Records to use
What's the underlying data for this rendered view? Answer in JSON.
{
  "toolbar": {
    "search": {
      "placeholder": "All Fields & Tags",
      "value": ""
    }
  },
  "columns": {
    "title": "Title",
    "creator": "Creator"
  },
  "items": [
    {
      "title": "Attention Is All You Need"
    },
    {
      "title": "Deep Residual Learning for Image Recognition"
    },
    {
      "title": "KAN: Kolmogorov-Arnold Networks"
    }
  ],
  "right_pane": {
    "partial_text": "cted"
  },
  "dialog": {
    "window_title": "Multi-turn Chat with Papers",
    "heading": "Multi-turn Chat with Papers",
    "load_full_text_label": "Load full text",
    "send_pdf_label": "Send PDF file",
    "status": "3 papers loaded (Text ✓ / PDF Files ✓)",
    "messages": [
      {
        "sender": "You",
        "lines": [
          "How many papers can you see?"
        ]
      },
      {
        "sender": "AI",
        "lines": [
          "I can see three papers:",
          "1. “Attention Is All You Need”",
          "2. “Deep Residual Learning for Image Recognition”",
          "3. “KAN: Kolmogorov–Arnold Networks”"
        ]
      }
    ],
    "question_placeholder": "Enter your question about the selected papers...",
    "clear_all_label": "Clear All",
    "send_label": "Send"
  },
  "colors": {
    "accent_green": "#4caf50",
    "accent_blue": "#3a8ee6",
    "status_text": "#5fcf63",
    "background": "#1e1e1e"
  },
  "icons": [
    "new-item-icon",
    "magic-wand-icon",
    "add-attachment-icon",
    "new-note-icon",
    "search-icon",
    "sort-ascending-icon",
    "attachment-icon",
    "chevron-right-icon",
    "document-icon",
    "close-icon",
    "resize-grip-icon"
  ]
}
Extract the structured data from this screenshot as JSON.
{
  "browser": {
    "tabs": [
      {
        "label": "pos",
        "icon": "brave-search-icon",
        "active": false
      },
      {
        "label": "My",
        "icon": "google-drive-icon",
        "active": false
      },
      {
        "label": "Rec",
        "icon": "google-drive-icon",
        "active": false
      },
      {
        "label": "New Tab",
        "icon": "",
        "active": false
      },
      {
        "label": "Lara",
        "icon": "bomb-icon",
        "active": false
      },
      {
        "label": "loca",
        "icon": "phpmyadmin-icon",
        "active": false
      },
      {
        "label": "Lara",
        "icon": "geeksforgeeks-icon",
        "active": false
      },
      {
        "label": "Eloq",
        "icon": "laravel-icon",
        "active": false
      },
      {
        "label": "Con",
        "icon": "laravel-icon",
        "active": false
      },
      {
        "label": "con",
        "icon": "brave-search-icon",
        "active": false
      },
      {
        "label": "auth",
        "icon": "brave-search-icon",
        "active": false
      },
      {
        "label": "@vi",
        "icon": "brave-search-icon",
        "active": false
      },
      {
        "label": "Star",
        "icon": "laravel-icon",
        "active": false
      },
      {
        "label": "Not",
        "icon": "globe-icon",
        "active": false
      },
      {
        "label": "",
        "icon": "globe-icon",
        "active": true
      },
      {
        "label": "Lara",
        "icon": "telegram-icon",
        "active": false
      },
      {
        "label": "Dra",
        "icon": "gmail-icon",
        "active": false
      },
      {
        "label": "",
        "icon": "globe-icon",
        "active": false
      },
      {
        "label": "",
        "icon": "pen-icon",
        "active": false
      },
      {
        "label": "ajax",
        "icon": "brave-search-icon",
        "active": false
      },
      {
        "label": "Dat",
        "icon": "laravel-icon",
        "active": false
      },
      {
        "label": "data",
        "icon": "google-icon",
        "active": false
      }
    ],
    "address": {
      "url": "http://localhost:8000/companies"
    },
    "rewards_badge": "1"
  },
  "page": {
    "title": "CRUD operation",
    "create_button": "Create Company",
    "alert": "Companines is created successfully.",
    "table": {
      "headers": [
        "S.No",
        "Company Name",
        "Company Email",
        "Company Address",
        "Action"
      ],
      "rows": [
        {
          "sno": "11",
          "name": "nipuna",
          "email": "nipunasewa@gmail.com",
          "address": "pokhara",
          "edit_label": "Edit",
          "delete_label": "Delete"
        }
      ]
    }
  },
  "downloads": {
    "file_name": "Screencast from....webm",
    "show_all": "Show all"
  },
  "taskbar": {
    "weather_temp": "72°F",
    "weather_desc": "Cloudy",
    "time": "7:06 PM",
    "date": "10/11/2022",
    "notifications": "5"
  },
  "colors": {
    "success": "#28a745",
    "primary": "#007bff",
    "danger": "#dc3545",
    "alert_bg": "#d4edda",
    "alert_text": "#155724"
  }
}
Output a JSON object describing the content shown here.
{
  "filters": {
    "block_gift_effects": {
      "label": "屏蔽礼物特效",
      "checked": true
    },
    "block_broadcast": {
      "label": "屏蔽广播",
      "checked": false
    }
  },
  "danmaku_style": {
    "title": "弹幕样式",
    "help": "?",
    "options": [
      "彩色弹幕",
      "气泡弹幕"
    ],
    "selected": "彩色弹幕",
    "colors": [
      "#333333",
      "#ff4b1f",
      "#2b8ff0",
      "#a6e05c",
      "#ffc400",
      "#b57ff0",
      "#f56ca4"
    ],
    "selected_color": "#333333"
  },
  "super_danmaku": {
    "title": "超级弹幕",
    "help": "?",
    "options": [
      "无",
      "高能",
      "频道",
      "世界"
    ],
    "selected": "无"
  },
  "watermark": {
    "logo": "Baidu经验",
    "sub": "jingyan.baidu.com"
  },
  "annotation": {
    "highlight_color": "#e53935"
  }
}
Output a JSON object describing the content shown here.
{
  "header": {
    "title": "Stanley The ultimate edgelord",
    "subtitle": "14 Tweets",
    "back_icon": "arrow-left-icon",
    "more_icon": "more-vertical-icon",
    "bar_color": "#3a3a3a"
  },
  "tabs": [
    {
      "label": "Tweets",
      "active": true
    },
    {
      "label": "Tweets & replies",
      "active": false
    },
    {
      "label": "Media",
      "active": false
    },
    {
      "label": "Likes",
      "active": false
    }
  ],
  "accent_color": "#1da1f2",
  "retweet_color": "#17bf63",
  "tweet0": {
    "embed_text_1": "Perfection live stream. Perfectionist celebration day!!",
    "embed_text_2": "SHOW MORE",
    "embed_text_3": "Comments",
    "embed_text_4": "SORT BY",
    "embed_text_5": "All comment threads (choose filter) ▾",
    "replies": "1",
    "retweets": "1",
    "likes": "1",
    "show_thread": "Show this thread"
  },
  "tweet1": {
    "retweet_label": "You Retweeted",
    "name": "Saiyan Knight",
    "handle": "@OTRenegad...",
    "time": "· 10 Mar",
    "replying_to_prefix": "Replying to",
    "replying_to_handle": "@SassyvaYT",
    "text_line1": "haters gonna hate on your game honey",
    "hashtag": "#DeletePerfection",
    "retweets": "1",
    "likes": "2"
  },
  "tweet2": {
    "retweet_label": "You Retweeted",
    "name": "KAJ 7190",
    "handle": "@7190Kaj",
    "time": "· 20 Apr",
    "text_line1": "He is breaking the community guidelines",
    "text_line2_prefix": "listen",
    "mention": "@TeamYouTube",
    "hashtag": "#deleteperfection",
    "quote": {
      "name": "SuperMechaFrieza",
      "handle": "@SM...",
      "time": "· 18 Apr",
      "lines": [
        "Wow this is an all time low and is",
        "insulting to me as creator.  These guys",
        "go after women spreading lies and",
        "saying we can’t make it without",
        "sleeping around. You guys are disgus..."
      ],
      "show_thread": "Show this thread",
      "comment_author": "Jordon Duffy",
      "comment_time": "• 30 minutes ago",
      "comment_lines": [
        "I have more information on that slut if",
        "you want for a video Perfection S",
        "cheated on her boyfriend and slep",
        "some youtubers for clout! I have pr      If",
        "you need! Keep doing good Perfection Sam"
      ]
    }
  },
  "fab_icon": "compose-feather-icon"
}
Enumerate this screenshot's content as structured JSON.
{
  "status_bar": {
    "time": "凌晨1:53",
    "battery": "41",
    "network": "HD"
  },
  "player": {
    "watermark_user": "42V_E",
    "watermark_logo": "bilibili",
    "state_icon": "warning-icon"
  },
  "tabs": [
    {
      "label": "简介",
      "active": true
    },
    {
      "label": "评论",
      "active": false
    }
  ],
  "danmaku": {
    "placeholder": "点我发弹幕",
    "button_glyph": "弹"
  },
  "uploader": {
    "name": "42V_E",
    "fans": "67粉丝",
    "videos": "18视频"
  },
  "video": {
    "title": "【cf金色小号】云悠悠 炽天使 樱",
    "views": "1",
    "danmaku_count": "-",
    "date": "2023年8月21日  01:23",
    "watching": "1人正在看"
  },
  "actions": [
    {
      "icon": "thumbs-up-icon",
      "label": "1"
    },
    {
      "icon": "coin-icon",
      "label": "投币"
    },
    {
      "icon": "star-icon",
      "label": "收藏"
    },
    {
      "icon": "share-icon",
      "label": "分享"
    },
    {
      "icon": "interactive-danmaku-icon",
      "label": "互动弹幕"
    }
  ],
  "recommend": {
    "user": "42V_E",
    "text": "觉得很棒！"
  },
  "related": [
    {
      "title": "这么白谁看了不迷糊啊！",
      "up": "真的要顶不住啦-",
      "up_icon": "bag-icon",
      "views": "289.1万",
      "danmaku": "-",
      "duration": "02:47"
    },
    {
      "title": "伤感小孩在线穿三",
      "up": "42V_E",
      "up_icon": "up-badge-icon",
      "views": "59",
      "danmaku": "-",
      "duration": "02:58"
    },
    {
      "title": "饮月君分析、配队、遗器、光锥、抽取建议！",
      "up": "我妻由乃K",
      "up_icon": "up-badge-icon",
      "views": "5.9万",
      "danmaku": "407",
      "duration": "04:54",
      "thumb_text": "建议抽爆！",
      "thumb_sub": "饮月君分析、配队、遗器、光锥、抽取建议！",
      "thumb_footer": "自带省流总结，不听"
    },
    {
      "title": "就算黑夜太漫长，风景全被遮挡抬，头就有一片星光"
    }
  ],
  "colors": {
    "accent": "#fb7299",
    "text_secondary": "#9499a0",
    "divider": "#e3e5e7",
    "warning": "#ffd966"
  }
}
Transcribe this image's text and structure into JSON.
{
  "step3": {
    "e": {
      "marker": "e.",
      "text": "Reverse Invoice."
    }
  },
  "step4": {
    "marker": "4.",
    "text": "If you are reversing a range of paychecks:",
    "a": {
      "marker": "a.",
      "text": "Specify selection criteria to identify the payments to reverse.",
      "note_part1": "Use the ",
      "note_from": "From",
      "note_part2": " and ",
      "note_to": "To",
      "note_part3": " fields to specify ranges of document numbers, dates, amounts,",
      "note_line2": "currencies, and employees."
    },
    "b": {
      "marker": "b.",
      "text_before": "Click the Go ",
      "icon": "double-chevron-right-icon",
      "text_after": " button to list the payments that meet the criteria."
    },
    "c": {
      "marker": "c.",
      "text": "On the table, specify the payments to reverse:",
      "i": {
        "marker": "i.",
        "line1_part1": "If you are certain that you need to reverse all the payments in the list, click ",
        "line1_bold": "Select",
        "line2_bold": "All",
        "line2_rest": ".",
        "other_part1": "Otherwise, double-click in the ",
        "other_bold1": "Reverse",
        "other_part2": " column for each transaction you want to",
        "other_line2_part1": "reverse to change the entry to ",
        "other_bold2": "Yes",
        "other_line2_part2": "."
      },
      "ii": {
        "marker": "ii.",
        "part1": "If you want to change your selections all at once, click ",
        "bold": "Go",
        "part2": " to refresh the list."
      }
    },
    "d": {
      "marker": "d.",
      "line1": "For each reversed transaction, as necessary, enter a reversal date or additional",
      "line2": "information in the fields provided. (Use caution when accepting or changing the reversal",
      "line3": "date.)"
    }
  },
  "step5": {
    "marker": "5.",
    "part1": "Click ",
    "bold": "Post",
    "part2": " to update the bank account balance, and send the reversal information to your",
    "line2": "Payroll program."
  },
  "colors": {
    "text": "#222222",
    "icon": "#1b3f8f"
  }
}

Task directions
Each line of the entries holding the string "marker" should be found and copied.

Exercise result
      "marker": "e.",
    "marker": "4.",
      "marker": "a.",
      "marker": "b.",
      "marker": "c.",
        "marker": "i.",
        "marker": "ii.",
      "marker": "d.",
    "marker": "5.",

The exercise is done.